In their motion for summary judgement, Barnes & Noble submitted evidence that First Advantage sent its latest model disclosure form to a Barnes & Noble manager to reference as a template. The template included a footnote with the above extraneous language. The Barnes & Noble manager sent the template to outside counsel who said the template was generally fine. The footnote remained while in-house and outside counsel revised the language, as they thought the footnote would not be a part of the disclosure form displayed to job applicants. After the revised disclosure form was finalized, the Barnes & Noble manager sent the form to First Advantage, with the extraneous language included. The disclosure was uploaded to First Advantage’s website and was displayed to job applicants as a part of Barnes & Noble’s employment application process when it went live on its website.
The trial court entered judgement for Barnes & Noble. It reasoned that Hebert could not establish willfulness because the facts showed the extraneous language was nothing more than a mistake. Hebert appealed.
The Court of Appeal reversed the trial court.
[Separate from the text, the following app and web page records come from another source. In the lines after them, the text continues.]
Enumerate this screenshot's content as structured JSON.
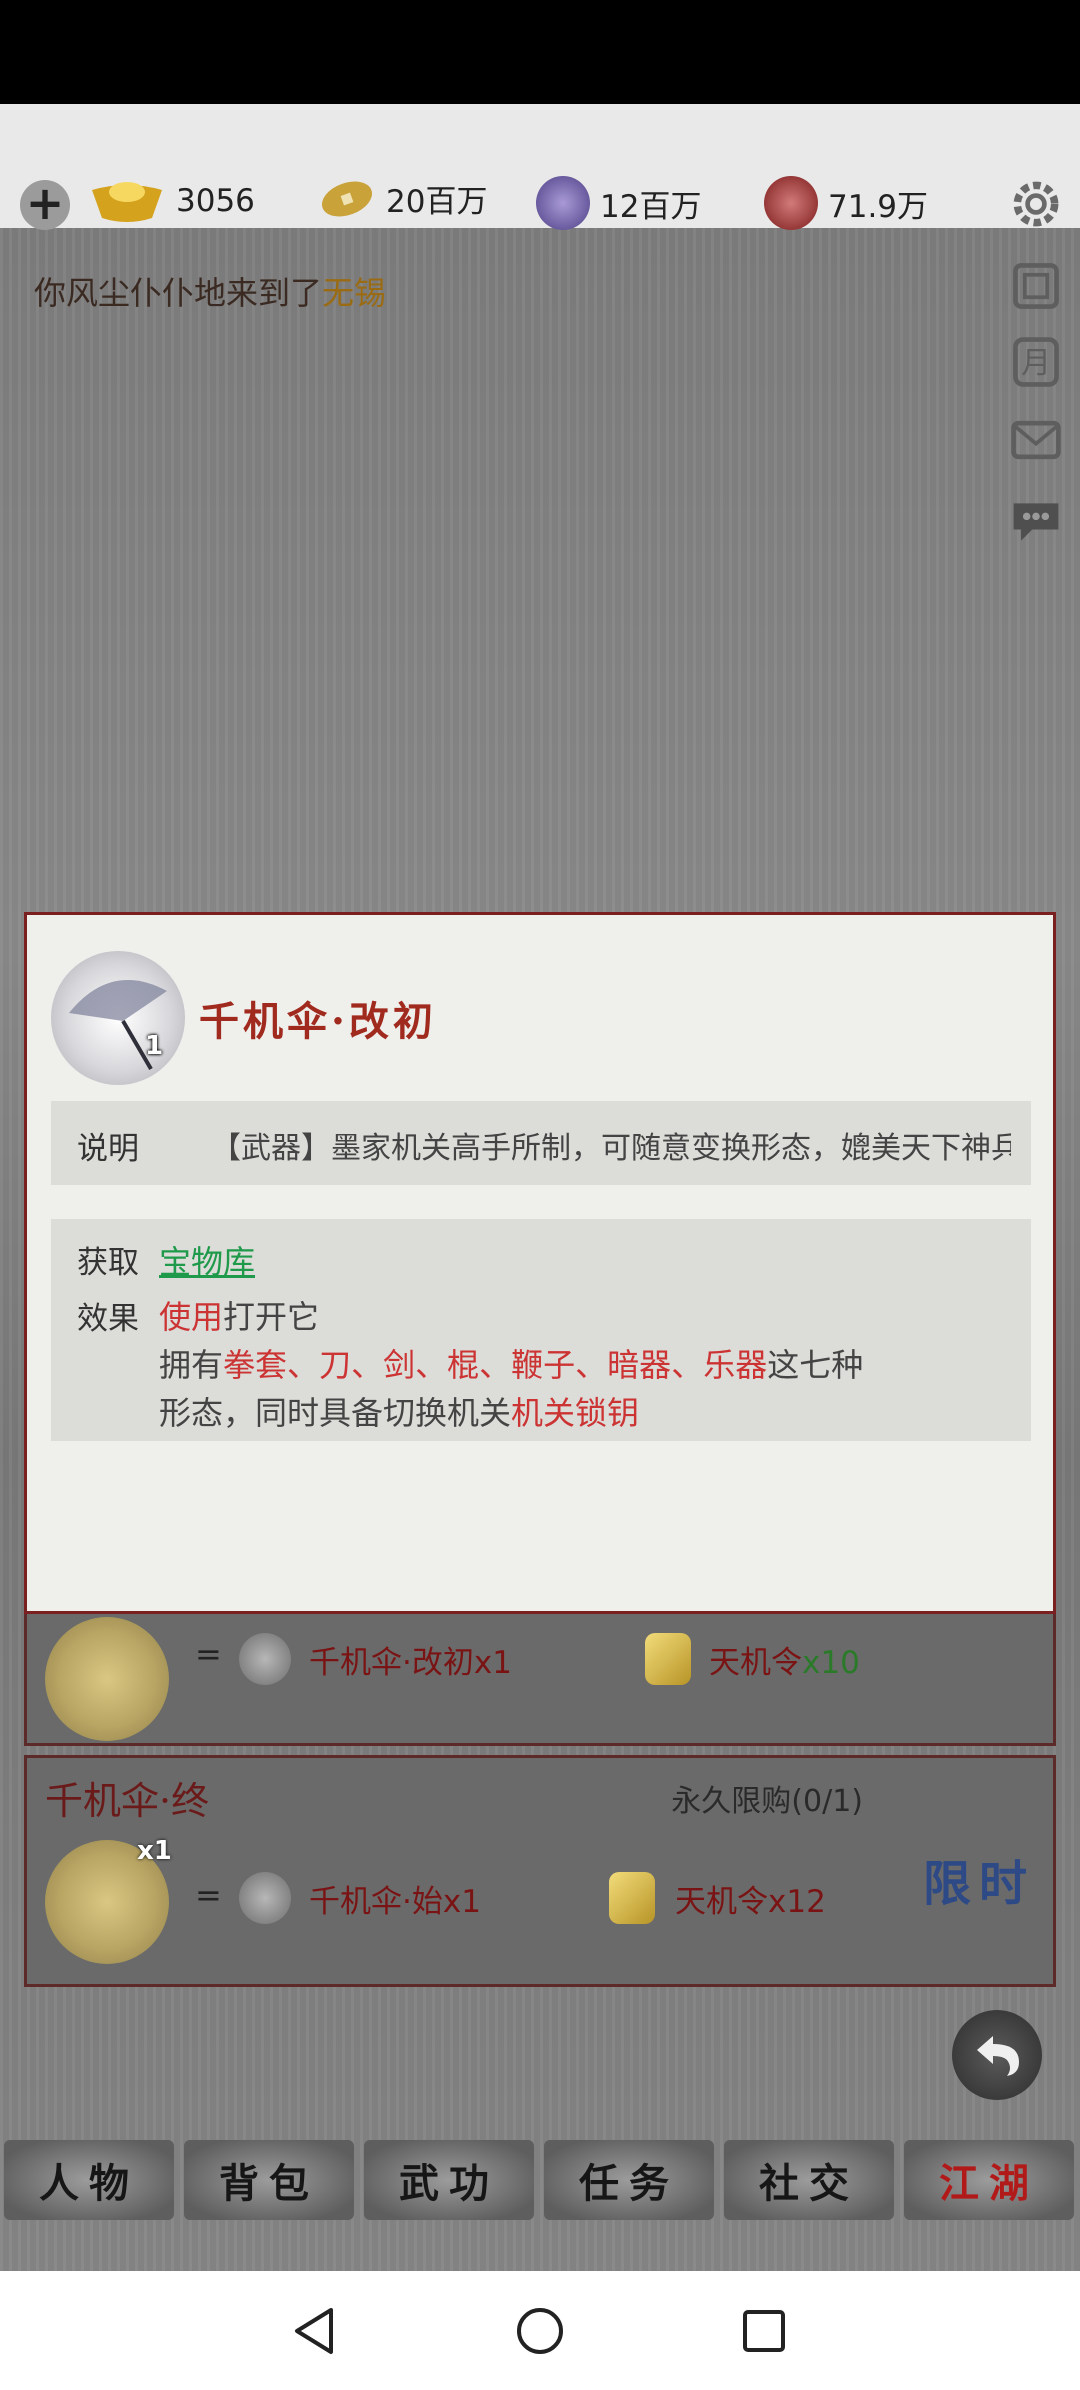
{
  "resources": [
    {
      "icon": "gold-ingot-icon",
      "value": "3056"
    },
    {
      "icon": "copper-coin-icon",
      "value": "20百万"
    },
    {
      "icon": "potential-orb-icon",
      "value": "12百万"
    },
    {
      "icon": "cultivation-orb-icon",
      "value": "71.9万"
    }
  ],
  "message": {
    "prefix": "你风尘仆仆地来到了",
    "city": "无锡"
  },
  "modal": {
    "count": "1",
    "title": "千机伞·改初",
    "desc_label": "说明",
    "desc": "【武器】墨家机关高手所制，可随意变换形态，媲美天下神兵",
    "obtain_label": "获取",
    "obtain_link": "宝物库",
    "effect_label": "效果",
    "effect_use": "使用",
    "effect_use_rest": "打开它",
    "effect_line2_a": "拥有",
    "effect_weapons": [
      "拳套",
      "刀",
      "剑",
      "棍",
      "鞭子",
      "暗器",
      "乐器"
    ],
    "effect_sep": "、",
    "effect_line2_b": "这七种",
    "effect_line3_a": "形态，同时具备切换机关",
    "effect_line3_b": "机关锁钥"
  },
  "card1": {
    "eq": "=",
    "item1": "千机伞·改初x1",
    "item2_name": "天机令",
    "item2_qty": "x10"
  },
  "card2": {
    "title": "千机伞·终",
    "limit": "永久限购(0/1)",
    "count": "x1",
    "eq": "=",
    "item1": "千机伞·始x1",
    "item2": "天机令x12",
    "badge": "限时"
  },
  "tabs": [
    "人物",
    "背包",
    "武功",
    "任务",
    "社交",
    "江湖"
  ]
}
It reasoned that the issue of whether Barnes & Noble was willful in violating the FCRA was a question for the jury. The Court of Appeal also held that Hebert introduced evidence that at least one of Barnes & Noble’s employees was aware that the extraneous language would be included in the disclosure form when he sent it to First Advantage before it went live on its website. The Court of Appeal also reasoned that a jury could find recklessness because of Barnes & Noble’s continuous use of the allegedly problematic disclosure, which it used for nearly two years, suggests Barnes & Noble had no proactive monitoring system in place to ensure its disclosure was FCRA-compliant.
Hebert v. Barnes & Noble, Inc. (2022) 78 Cal.App.5th 791.
The FCRA imposes stringent requirements for employers who obtain consumer reports through consumer reporting agencies. Consumers who prevail in lawsuits against employers for violations of the FCRA can obtain actual damages, attorneys’ fees, and putative damages for any willful violations of the Act. This case shows the importance of working with a consumer agency and counsel to ensure compliance with the FCRA.